> _TASK DIRECTIONS_
Look through the listing below and give the number of lines that hold "이동합니다". Say nothing more.

DATA Start Marker

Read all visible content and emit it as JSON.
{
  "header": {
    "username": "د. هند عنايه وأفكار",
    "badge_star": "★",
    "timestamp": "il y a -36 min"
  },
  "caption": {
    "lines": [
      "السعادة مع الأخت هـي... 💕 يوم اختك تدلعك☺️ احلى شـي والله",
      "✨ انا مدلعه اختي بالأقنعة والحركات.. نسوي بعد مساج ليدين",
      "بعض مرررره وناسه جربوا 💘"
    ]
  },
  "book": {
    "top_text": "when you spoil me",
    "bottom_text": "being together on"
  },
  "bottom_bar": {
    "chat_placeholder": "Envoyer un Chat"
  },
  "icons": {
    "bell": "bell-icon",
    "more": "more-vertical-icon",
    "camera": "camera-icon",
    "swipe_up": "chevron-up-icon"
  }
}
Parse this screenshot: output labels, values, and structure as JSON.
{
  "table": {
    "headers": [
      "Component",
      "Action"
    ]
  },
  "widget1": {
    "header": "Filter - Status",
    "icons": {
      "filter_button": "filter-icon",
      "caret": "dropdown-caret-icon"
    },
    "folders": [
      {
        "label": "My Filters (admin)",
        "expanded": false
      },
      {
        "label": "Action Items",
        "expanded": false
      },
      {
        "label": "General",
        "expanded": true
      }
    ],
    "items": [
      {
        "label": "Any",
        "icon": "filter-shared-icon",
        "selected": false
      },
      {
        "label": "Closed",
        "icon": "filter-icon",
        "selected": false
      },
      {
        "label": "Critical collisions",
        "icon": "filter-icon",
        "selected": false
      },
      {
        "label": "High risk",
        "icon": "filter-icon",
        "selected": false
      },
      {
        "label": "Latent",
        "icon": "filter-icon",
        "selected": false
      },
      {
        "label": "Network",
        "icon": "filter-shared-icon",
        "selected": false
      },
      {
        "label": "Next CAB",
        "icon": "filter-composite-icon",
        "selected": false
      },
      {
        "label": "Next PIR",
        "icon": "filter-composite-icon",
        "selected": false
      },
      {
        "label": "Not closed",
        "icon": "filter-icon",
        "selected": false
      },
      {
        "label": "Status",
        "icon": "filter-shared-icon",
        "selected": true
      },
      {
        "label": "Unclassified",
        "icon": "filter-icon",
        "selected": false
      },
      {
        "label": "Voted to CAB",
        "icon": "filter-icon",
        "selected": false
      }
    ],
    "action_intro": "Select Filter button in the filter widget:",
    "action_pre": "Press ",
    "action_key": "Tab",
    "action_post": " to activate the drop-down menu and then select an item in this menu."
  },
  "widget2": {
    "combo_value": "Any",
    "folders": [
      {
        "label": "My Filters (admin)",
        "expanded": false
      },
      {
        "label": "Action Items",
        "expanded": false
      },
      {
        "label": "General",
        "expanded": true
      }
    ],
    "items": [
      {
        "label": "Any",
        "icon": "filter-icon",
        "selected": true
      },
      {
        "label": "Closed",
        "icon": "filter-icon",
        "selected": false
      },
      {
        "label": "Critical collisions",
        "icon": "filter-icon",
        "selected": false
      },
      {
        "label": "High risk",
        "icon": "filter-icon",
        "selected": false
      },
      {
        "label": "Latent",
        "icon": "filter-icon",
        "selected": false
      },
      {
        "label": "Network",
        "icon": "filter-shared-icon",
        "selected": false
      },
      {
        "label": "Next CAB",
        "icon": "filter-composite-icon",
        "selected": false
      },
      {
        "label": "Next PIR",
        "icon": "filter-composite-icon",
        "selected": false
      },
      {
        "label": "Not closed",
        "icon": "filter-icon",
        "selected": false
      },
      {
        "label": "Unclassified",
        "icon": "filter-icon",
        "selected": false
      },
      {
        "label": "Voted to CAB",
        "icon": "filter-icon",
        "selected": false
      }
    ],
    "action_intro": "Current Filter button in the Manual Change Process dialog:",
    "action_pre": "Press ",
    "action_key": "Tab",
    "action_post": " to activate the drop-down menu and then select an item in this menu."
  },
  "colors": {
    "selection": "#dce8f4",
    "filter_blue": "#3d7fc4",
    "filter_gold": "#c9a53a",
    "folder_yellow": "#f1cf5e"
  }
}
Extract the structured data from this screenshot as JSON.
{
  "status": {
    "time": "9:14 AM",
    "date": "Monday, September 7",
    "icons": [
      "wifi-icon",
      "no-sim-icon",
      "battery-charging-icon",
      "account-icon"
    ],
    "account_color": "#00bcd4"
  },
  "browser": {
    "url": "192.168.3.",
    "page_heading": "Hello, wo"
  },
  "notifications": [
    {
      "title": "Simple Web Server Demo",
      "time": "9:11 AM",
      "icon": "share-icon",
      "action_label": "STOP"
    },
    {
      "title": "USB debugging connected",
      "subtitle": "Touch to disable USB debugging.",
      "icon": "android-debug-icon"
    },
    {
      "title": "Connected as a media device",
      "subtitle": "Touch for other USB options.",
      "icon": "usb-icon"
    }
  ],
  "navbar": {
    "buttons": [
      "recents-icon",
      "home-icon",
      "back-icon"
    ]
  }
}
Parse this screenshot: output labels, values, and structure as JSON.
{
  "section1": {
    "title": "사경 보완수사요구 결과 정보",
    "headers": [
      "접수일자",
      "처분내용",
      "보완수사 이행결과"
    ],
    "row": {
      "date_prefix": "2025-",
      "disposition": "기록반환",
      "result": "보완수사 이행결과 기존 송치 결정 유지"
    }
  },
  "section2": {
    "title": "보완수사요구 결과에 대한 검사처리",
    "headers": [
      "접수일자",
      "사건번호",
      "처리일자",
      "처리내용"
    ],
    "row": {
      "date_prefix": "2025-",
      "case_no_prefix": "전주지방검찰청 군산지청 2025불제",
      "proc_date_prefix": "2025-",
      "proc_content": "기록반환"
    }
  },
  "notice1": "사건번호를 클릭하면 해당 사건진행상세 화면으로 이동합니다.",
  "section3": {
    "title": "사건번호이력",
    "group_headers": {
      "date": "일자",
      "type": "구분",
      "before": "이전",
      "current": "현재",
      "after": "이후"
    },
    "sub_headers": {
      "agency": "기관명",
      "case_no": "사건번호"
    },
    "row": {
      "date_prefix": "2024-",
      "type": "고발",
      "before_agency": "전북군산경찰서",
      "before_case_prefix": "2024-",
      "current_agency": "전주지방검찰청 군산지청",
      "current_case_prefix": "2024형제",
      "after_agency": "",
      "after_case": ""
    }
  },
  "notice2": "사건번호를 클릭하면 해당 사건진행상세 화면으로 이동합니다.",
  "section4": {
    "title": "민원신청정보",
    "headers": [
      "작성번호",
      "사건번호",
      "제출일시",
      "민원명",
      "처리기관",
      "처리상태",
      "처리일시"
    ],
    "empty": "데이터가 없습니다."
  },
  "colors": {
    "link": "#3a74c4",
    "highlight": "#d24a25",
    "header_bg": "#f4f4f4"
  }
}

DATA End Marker

> _THE COMPLETED TASK_
2